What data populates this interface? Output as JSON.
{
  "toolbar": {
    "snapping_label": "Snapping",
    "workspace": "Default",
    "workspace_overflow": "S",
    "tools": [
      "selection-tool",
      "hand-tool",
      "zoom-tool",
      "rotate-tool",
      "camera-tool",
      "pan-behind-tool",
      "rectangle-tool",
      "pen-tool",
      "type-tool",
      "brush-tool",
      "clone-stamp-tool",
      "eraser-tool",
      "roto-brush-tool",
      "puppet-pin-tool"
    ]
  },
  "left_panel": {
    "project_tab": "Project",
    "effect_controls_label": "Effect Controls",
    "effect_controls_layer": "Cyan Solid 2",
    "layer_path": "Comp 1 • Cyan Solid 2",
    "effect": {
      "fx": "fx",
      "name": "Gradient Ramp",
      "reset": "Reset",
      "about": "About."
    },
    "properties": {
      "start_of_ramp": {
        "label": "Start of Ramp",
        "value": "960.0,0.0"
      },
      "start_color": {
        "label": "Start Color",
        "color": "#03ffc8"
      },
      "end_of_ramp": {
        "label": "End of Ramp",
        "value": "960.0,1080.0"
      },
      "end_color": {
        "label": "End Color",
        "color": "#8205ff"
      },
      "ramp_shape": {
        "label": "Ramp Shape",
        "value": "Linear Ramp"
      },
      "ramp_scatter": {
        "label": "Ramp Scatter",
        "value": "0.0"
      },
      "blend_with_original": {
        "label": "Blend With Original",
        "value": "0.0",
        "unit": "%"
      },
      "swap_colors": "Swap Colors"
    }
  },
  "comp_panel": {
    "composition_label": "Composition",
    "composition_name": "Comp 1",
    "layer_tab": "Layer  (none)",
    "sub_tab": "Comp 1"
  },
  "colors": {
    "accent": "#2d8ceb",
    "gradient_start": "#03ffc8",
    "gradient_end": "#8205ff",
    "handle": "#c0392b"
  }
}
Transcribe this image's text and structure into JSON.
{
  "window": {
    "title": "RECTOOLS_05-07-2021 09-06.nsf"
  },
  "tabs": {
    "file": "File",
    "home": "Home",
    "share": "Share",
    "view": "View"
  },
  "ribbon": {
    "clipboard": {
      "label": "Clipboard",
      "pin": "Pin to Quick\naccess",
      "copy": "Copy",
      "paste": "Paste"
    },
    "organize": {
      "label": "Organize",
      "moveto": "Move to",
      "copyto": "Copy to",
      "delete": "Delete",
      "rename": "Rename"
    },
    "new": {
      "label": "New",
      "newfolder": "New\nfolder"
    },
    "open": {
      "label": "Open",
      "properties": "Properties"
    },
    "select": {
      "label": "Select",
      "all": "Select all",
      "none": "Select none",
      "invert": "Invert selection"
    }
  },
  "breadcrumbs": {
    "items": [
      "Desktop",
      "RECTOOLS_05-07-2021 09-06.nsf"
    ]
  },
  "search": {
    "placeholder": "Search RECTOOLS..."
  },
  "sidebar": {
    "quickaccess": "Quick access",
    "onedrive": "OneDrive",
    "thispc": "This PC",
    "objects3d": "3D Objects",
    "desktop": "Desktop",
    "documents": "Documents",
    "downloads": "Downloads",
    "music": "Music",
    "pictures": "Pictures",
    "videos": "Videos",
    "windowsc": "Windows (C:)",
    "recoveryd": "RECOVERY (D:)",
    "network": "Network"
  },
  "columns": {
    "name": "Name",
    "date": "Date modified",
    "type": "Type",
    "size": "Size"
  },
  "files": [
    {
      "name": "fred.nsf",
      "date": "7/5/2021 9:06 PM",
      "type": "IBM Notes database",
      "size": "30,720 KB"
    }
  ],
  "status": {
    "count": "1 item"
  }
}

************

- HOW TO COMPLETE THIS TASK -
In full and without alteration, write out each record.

- RESPONSE -
What data populates this interface? Output as JSON.
{
  "toolbar": {
    "snapping_label": "Snapping",
    "workspace": "Default",
    "workspace_overflow": "S",
    "tools": [
      "selection-tool",
      "hand-tool",
      "zoom-tool",
      "rotate-tool",
      "camera-tool",
      "pan-behind-tool",
      "rectangle-tool",
      "pen-tool",
      "type-tool",
      "brush-tool",
      "clone-stamp-tool",
      "eraser-tool",
      "roto-brush-tool",
      "puppet-pin-tool"
    ]
  },
  "left_panel": {
    "project_tab": "Project",
    "effect_controls_label": "Effect Controls",
    "effect_controls_layer": "Cyan Solid 2",
    "layer_path": "Comp 1 • Cyan Solid 2",
    "effect": {
      "fx": "fx",
      "name": "Gradient Ramp",
      "reset": "Reset",
      "about": "About."
    },
    "properties": {
      "start_of_ramp": {
        "label": "Start of Ramp",
        "value": "960.0,0.0"
      },
      "start_color": {
        "label": "Start Color",
        "color": "#03ffc8"
      },
      "end_of_ramp": {
        "label": "End of Ramp",
        "value": "960.0,1080.0"
      },
      "end_color": {
        "label": "End Color",
        "color": "#8205ff"
      },
      "ramp_shape": {
        "label": "Ramp Shape",
        "value": "Linear Ramp"
      },
      "ramp_scatter": {
        "label": "Ramp Scatter",
        "value": "0.0"
      },
      "blend_with_original": {
        "label": "Blend With Original",
        "value": "0.0",
        "unit": "%"
      },
      "swap_colors": "Swap Colors"
    }
  },
  "comp_panel": {
    "composition_label": "Composition",
    "composition_name": "Comp 1",
    "layer_tab": "Layer  (none)",
    "sub_tab": "Comp 1"
  },
  "colors": {
    "accent": "#2d8ceb",
    "gradient_start": "#03ffc8",
    "gradient_end": "#8205ff",
    "handle": "#c0392b"
  }
}
Transcribe this image's text and structure into JSON.
{
  "window": {
    "title": "RECTOOLS_05-07-2021 09-06.nsf"
  },
  "tabs": {
    "file": "File",
    "home": "Home",
    "share": "Share",
    "view": "View"
  },
  "ribbon": {
    "clipboard": {
      "label": "Clipboard",
      "pin": "Pin to Quick\naccess",
      "copy": "Copy",
      "paste": "Paste"
    },
    "organize": {
      "label": "Organize",
      "moveto": "Move to",
      "copyto": "Copy to",
      "delete": "Delete",
      "rename": "Rename"
    },
    "new": {
      "label": "New",
      "newfolder": "New\nfolder"
    },
    "open": {
      "label": "Open",
      "properties": "Properties"
    },
    "select": {
      "label": "Select",
      "all": "Select all",
      "none": "Select none",
      "invert": "Invert selection"
    }
  },
  "breadcrumbs": {
    "items": [
      "Desktop",
      "RECTOOLS_05-07-2021 09-06.nsf"
    ]
  },
  "search": {
    "placeholder": "Search RECTOOLS..."
  },
  "sidebar": {
    "quickaccess": "Quick access",
    "onedrive": "OneDrive",
    "thispc": "This PC",
    "objects3d": "3D Objects",
    "desktop": "Desktop",
    "documents": "Documents",
    "downloads": "Downloads",
    "music": "Music",
    "pictures": "Pictures",
    "videos": "Videos",
    "windowsc": "Windows (C:)",
    "recoveryd": "RECOVERY (D:)",
    "network": "Network"
  },
  "columns": {
    "name": "Name",
    "date": "Date modified",
    "type": "Type",
    "size": "Size"
  },
  "files": [
    {
      "name": "fred.nsf",
      "date": "7/5/2021 9:06 PM",
      "type": "IBM Notes database",
      "size": "30,720 KB"
    }
  ],
  "status": {
    "count": "1 item"
  }
}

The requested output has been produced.